Emerging Opportunities for Top CPA Talent Driven by Growth and Succession
The market in the New York Metro Area for CPA talent has never been stronger or more competitive. It’s hard for me to remember a time when so many good firms were looking so aggressively for a few good people.
Several factors are driving this trend, but most of them fall into two categories: growth or succession. It’s a good time to be a rising partner or on the partner fast track.
Firms are looking for several reasons:
Expansion of capabilities. Some firms need to add a service area to meet the needs of a group of existing clients. For example, a firm with a strong corporate tax and audit practice might decide to add an individual tax and personal financial planning division to meet client needs. They might decide, in this case, to bring in either a team of such professionals or a partner with a significant book of business.
Add depth and breadth. As a firm’s business grows, it might need to add experienced CPAs who can provide greater depth (more experience or knowledge) or breadth (knowledge and experience in related areas of client need) to the existing capabilities of the firm.
Meet specific management needs. A firm might find that the age of a number of clients justifies addition of an estate and trust capability, or that there is a need for a state and local tax specialist. Alternatively, new government regulations might make it necessary for the firm to have someone with the appropriate compliance experience to help business clients understand and satisfy the new regulations.
But there’s another factor driving the demand for CPA talent: Owner / Partner Succession.
Retirement and succession option:
Walk away. The least desirable alternative is probably to simply let the lease expire, close the doors, tell employees and clients you wish them the best, and walk away. This approach fails the owner, the employees and the clients. Without planning and hiring for succession, closing the doors is the unfortunate end of too many firms.
Merger or sale. These options provide an orderly transition for staff and clients to a future designed with some consideration for their needs. They also allow owners and partners to recognize some monetary value from their lives work building the firm.
Mentoring. On the other side, rather than merging into another firm or selling to another firm, many owners and partners plan for the future of the firm by designating and mentoring their successors. This can be accomplished merging with a smaller firm headed by someone with the experience and management skills to succeed as senior partner.
Internal or External Successors.
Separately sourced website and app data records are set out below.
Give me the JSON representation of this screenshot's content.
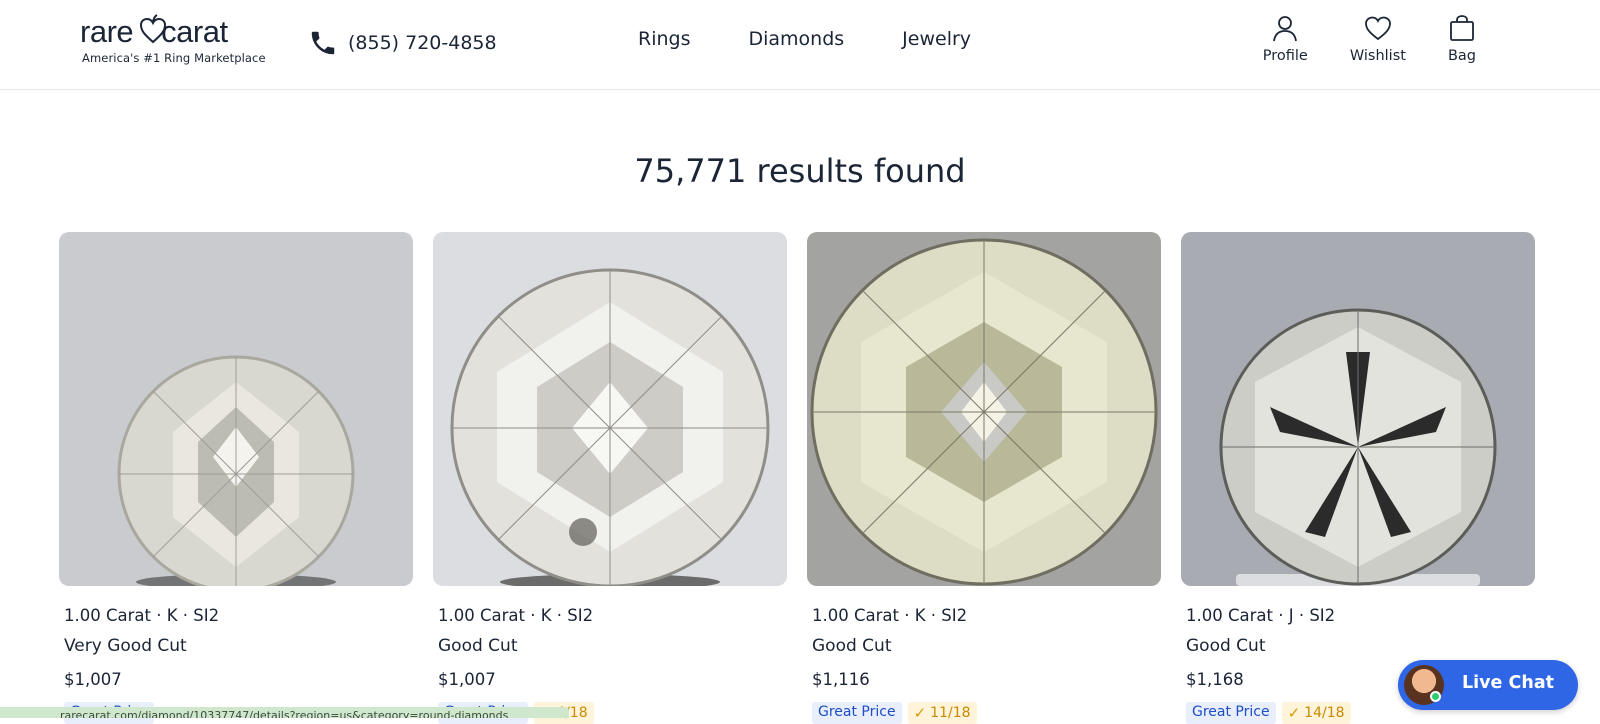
{
  "header": {
    "logo_word_left": "rare",
    "logo_word_right": "carat",
    "logo_tagline": "America's #1 Ring Marketplace",
    "phone": "(855) 720-4858",
    "nav": [
      "Rings",
      "Diamonds",
      "Jewelry"
    ],
    "actions": {
      "profile": "Profile",
      "wishlist": "Wishlist",
      "bag": "Bag"
    }
  },
  "results": {
    "count_text": "75,771 results found"
  },
  "products": [
    {
      "title": "1.00 Carat · K · SI2",
      "cut": "Very Good Cut",
      "price": "$1,007",
      "price_badge": "Great Price",
      "score": ""
    },
    {
      "title": "1.00 Carat · K · SI2",
      "cut": "Good Cut",
      "price": "$1,007",
      "price_badge": "Great Price",
      "score": "4/18"
    },
    {
      "title": "1.00 Carat · K · SI2",
      "cut": "Good Cut",
      "price": "$1,116",
      "price_badge": "Great Price",
      "score": "11/18"
    },
    {
      "title": "1.00 Carat · J · SI2",
      "cut": "Good Cut",
      "price": "$1,168",
      "price_badge": "Great Price",
      "score": "14/18"
    }
  ],
  "status_bar": {
    "url_text": "rarecarat.com/diamond/10337747/details?region=us&category=round-diamonds"
  },
  "live_chat": {
    "label": "Live Chat"
  },
  "colors": {
    "text_primary": "#1b2536",
    "accent_blue": "#2f66e6",
    "price_badge_text": "#1d4ec4",
    "score_badge_text": "#c98a00",
    "status_green": "#cfe7cc"
  }
}
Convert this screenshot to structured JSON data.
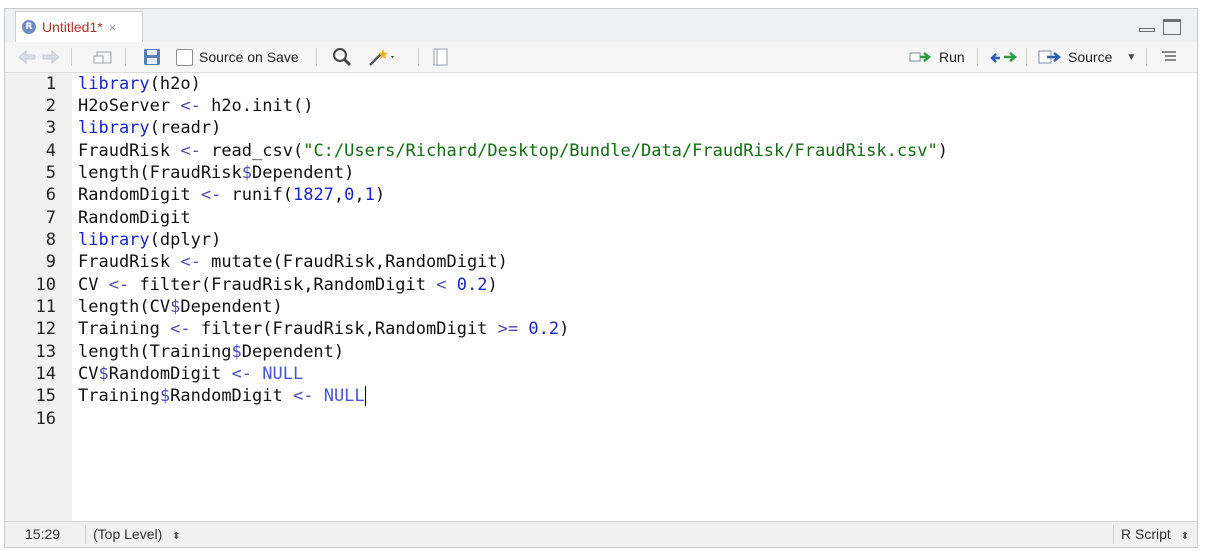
{
  "tab": {
    "title": "Untitled1*",
    "close": "×"
  },
  "toolbar": {
    "source_on_save": "Source on Save",
    "run": "Run",
    "source": "Source"
  },
  "editor": {
    "line_numbers": [
      "1",
      "2",
      "3",
      "4",
      "5",
      "6",
      "7",
      "8",
      "9",
      "10",
      "11",
      "12",
      "13",
      "14",
      "15",
      "16"
    ]
  },
  "status": {
    "position": "15:29",
    "scope": "(Top Level)",
    "filetype": "R Script"
  },
  "colors": {
    "keyword": "#1a24c9",
    "string": "#146b14",
    "tab_title": "#b0352c",
    "run_arrow": "#2f9b45"
  }
}
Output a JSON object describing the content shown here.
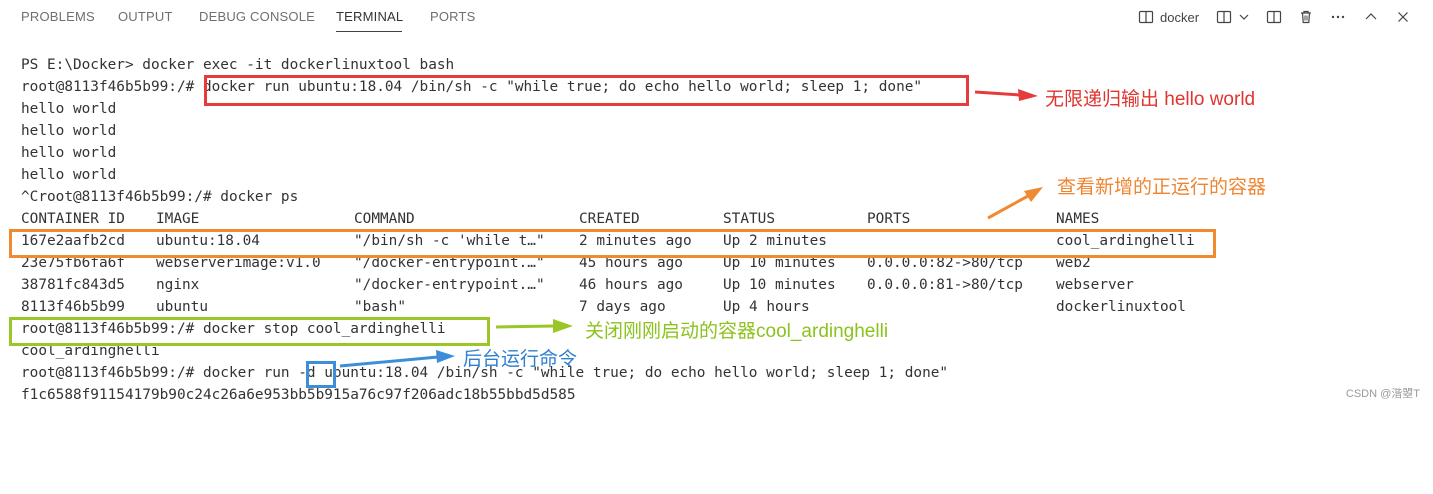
{
  "tabs": {
    "problems": "PROBLEMS",
    "output": "OUTPUT",
    "debug_console": "DEBUG CONSOLE",
    "terminal": "TERMINAL",
    "ports": "PORTS"
  },
  "toolbar": {
    "shell_label": "docker",
    "icons": [
      "terminal-icon",
      "split-terminal-icon",
      "chevron-down-icon",
      "layout-icon",
      "trash-icon",
      "more-icon",
      "chevron-up-icon",
      "close-icon"
    ]
  },
  "terminal": {
    "lines": [
      {
        "prompt": "PS E:\\Docker> ",
        "command": "docker exec -it dockerlinuxtool bash"
      },
      {
        "prompt": "root@8113f46b5b99:/# ",
        "command": "docker run ubuntu:18.04 /bin/sh -c \"while true; do echo hello world; sleep 1; done\""
      },
      {
        "prompt": "",
        "command": "hello world"
      },
      {
        "prompt": "",
        "command": "hello world"
      },
      {
        "prompt": "",
        "command": "hello world"
      },
      {
        "prompt": "",
        "command": "hello world"
      },
      {
        "prompt": "^Croot@8113f46b5b99:/# ",
        "command": "docker ps"
      }
    ],
    "ps_table": {
      "headers": [
        "CONTAINER ID",
        "IMAGE",
        "COMMAND",
        "CREATED",
        "STATUS",
        "PORTS",
        "NAMES"
      ],
      "rows": [
        [
          "167e2aafb2cd",
          "ubuntu:18.04",
          "\"/bin/sh -c 'while t…\"",
          "2 minutes ago",
          "Up 2 minutes",
          "",
          "cool_ardinghelli"
        ],
        [
          "23e75fb6fa6f",
          "webserverimage:v1.0",
          "\"/docker-entrypoint.…\"",
          "45 hours ago",
          "Up 10 minutes",
          "0.0.0.0:82->80/tcp",
          "web2"
        ],
        [
          "38781fc843d5",
          "nginx",
          "\"/docker-entrypoint.…\"",
          "46 hours ago",
          "Up 10 minutes",
          "0.0.0.0:81->80/tcp",
          "webserver"
        ],
        [
          "8113f46b5b99",
          "ubuntu",
          "\"bash\"",
          "7 days ago",
          "Up 4 hours",
          "",
          "dockerlinuxtool"
        ]
      ]
    },
    "after": [
      {
        "prompt": "root@8113f46b5b99:/# ",
        "command": "docker stop cool_ardinghelli"
      },
      {
        "prompt": "",
        "command": "cool_ardinghelli"
      },
      {
        "prompt": "root@8113f46b5b99:/# ",
        "command": "docker run ",
        "flag": "-d",
        "rest": " ubuntu:18.04 /bin/sh -c \"while true; do echo hello world; sleep 1; done\""
      },
      {
        "prompt": "",
        "command": "f1c6588f91154179b90c24c26a6e953bb5b915a76c97f206adc18b55bbd5d585"
      }
    ]
  },
  "annotations": {
    "infinite_output": "无限递归输出 hello world",
    "view_new_running": "查看新增的正运行的容器",
    "stop_container": "关闭刚刚启动的容器cool_ardinghelli",
    "background_flag": "后台运行命令"
  },
  "colors": {
    "red": "#e63b3b",
    "orange": "#f08a30",
    "green": "#9ac628",
    "blue": "#3c8ed8"
  },
  "watermark": "CSDN @湝曌T"
}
Senior partners/founders could train and mentor an internal candidate for succession or they could hire a partner with a book of business who can both expand the firm immediately and lead the firm into the future. Another strategy we have helped execute is to seek out a younger sole practitioner or CPA/employee with a small practice to affect a transition plan.
For all of these reasons, opportunities abound for CPAs with the right skills, experience and attitude.
If you’d like to discuss this or any other issues related to your practice or career, please don’t hesitate to contact me: My direct line is (212) 490-9700. Or email me here. Absolute confidentiality always assured. - Robert Fligel, CPA
PS. See RF Resources featured in Crain’s NY article on CPA mergers, "From Minnows to Marlins".